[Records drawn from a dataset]
--- START ---

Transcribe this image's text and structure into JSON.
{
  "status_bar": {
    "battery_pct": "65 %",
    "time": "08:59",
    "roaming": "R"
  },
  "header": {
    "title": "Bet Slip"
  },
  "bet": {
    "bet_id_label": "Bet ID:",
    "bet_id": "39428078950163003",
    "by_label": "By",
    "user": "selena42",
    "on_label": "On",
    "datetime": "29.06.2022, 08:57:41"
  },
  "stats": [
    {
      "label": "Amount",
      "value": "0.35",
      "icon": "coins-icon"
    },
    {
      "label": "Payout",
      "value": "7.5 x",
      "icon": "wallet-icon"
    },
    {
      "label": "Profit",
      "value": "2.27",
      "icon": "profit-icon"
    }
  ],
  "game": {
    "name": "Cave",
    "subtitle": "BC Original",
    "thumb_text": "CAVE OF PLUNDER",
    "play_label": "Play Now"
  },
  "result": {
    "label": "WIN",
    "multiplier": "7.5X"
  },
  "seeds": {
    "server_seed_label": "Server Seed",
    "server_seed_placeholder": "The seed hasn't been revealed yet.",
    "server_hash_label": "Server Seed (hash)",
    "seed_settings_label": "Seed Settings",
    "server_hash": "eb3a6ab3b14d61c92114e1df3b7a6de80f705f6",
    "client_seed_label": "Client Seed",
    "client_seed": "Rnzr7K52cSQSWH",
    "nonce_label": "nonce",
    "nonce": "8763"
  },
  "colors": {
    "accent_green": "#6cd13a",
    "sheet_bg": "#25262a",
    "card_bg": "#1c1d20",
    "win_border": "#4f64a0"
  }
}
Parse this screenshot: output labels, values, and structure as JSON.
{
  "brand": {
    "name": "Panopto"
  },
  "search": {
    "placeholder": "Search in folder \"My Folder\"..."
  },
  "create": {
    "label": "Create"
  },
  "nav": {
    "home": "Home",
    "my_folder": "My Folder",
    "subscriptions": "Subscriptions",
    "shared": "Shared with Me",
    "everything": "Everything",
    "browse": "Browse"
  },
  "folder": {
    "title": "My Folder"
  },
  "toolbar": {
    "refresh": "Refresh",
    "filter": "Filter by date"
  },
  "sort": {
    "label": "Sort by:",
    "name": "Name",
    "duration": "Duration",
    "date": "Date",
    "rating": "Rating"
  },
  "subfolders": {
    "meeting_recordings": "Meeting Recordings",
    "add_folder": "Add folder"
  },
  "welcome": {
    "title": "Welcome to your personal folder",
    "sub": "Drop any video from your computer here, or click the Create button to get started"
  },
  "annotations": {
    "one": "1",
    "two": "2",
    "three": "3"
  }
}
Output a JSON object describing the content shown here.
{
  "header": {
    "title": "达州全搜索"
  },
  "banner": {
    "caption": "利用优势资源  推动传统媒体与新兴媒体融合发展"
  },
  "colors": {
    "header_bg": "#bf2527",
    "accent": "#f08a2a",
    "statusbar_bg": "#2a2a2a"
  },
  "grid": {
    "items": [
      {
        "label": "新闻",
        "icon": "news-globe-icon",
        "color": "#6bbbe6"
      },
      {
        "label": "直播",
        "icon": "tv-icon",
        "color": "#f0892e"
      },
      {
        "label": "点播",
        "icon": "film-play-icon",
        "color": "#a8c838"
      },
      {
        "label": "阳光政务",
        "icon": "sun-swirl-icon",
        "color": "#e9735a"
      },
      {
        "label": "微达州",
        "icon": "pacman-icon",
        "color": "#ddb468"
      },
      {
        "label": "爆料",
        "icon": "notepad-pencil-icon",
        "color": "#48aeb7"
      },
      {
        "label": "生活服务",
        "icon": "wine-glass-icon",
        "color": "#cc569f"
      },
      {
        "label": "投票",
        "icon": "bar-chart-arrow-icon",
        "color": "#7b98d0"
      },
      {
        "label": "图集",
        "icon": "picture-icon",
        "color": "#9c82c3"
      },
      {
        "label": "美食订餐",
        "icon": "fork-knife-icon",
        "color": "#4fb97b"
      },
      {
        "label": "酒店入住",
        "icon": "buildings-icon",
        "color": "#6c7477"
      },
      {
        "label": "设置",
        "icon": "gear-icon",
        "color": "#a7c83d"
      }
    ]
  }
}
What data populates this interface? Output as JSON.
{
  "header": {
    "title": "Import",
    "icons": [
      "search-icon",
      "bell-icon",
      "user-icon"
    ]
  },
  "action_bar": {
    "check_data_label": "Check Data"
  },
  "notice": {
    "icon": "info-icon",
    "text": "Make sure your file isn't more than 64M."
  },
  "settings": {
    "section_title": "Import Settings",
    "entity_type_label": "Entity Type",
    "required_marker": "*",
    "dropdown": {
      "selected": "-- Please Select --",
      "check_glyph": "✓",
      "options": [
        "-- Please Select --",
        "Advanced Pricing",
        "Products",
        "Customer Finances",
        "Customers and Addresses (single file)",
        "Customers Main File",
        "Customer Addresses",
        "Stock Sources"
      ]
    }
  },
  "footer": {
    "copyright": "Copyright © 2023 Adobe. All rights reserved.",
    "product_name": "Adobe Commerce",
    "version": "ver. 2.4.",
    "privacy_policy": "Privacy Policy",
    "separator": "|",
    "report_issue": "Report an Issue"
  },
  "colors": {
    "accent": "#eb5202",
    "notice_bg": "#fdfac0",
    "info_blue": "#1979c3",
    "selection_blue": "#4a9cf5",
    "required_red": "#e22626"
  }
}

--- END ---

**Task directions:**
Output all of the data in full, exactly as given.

**Task solution:**
Transcribe this image's text and structure into JSON.
{
  "status_bar": {
    "battery_pct": "65 %",
    "time": "08:59",
    "roaming": "R"
  },
  "header": {
    "title": "Bet Slip"
  },
  "bet": {
    "bet_id_label": "Bet ID:",
    "bet_id": "39428078950163003",
    "by_label": "By",
    "user": "selena42",
    "on_label": "On",
    "datetime": "29.06.2022, 08:57:41"
  },
  "stats": [
    {
      "label": "Amount",
      "value": "0.35",
      "icon": "coins-icon"
    },
    {
      "label": "Payout",
      "value": "7.5 x",
      "icon": "wallet-icon"
    },
    {
      "label": "Profit",
      "value": "2.27",
      "icon": "profit-icon"
    }
  ],
  "game": {
    "name": "Cave",
    "subtitle": "BC Original",
    "thumb_text": "CAVE OF PLUNDER",
    "play_label": "Play Now"
  },
  "result": {
    "label": "WIN",
    "multiplier": "7.5X"
  },
  "seeds": {
    "server_seed_label": "Server Seed",
    "server_seed_placeholder": "The seed hasn't been revealed yet.",
    "server_hash_label": "Server Seed (hash)",
    "seed_settings_label": "Seed Settings",
    "server_hash": "eb3a6ab3b14d61c92114e1df3b7a6de80f705f6",
    "client_seed_label": "Client Seed",
    "client_seed": "Rnzr7K52cSQSWH",
    "nonce_label": "nonce",
    "nonce": "8763"
  },
  "colors": {
    "accent_green": "#6cd13a",
    "sheet_bg": "#25262a",
    "card_bg": "#1c1d20",
    "win_border": "#4f64a0"
  }
}
Parse this screenshot: output labels, values, and structure as JSON.
{
  "brand": {
    "name": "Panopto"
  },
  "search": {
    "placeholder": "Search in folder \"My Folder\"..."
  },
  "create": {
    "label": "Create"
  },
  "nav": {
    "home": "Home",
    "my_folder": "My Folder",
    "subscriptions": "Subscriptions",
    "shared": "Shared with Me",
    "everything": "Everything",
    "browse": "Browse"
  },
  "folder": {
    "title": "My Folder"
  },
  "toolbar": {
    "refresh": "Refresh",
    "filter": "Filter by date"
  },
  "sort": {
    "label": "Sort by:",
    "name": "Name",
    "duration": "Duration",
    "date": "Date",
    "rating": "Rating"
  },
  "subfolders": {
    "meeting_recordings": "Meeting Recordings",
    "add_folder": "Add folder"
  },
  "welcome": {
    "title": "Welcome to your personal folder",
    "sub": "Drop any video from your computer here, or click the Create button to get started"
  },
  "annotations": {
    "one": "1",
    "two": "2",
    "three": "3"
  }
}
Output a JSON object describing the content shown here.
{
  "header": {
    "title": "达州全搜索"
  },
  "banner": {
    "caption": "利用优势资源  推动传统媒体与新兴媒体融合发展"
  },
  "colors": {
    "header_bg": "#bf2527",
    "accent": "#f08a2a",
    "statusbar_bg": "#2a2a2a"
  },
  "grid": {
    "items": [
      {
        "label": "新闻",
        "icon": "news-globe-icon",
        "color": "#6bbbe6"
      },
      {
        "label": "直播",
        "icon": "tv-icon",
        "color": "#f0892e"
      },
      {
        "label": "点播",
        "icon": "film-play-icon",
        "color": "#a8c838"
      },
      {
        "label": "阳光政务",
        "icon": "sun-swirl-icon",
        "color": "#e9735a"
      },
      {
        "label": "微达州",
        "icon": "pacman-icon",
        "color": "#ddb468"
      },
      {
        "label": "爆料",
        "icon": "notepad-pencil-icon",
        "color": "#48aeb7"
      },
      {
        "label": "生活服务",
        "icon": "wine-glass-icon",
        "color": "#cc569f"
      },
      {
        "label": "投票",
        "icon": "bar-chart-arrow-icon",
        "color": "#7b98d0"
      },
      {
        "label": "图集",
        "icon": "picture-icon",
        "color": "#9c82c3"
      },
      {
        "label": "美食订餐",
        "icon": "fork-knife-icon",
        "color": "#4fb97b"
      },
      {
        "label": "酒店入住",
        "icon": "buildings-icon",
        "color": "#6c7477"
      },
      {
        "label": "设置",
        "icon": "gear-icon",
        "color": "#a7c83d"
      }
    ]
  }
}
What data populates this interface? Output as JSON.
{
  "header": {
    "title": "Import",
    "icons": [
      "search-icon",
      "bell-icon",
      "user-icon"
    ]
  },
  "action_bar": {
    "check_data_label": "Check Data"
  },
  "notice": {
    "icon": "info-icon",
    "text": "Make sure your file isn't more than 64M."
  },
  "settings": {
    "section_title": "Import Settings",
    "entity_type_label": "Entity Type",
    "required_marker": "*",
    "dropdown": {
      "selected": "-- Please Select --",
      "check_glyph": "✓",
      "options": [
        "-- Please Select --",
        "Advanced Pricing",
        "Products",
        "Customer Finances",
        "Customers and Addresses (single file)",
        "Customers Main File",
        "Customer Addresses",
        "Stock Sources"
      ]
    }
  },
  "footer": {
    "copyright": "Copyright © 2023 Adobe. All rights reserved.",
    "product_name": "Adobe Commerce",
    "version": "ver. 2.4.",
    "privacy_policy": "Privacy Policy",
    "separator": "|",
    "report_issue": "Report an Issue"
  },
  "colors": {
    "accent": "#eb5202",
    "notice_bg": "#fdfac0",
    "info_blue": "#1979c3",
    "selection_blue": "#4a9cf5",
    "required_red": "#e22626"
  }
}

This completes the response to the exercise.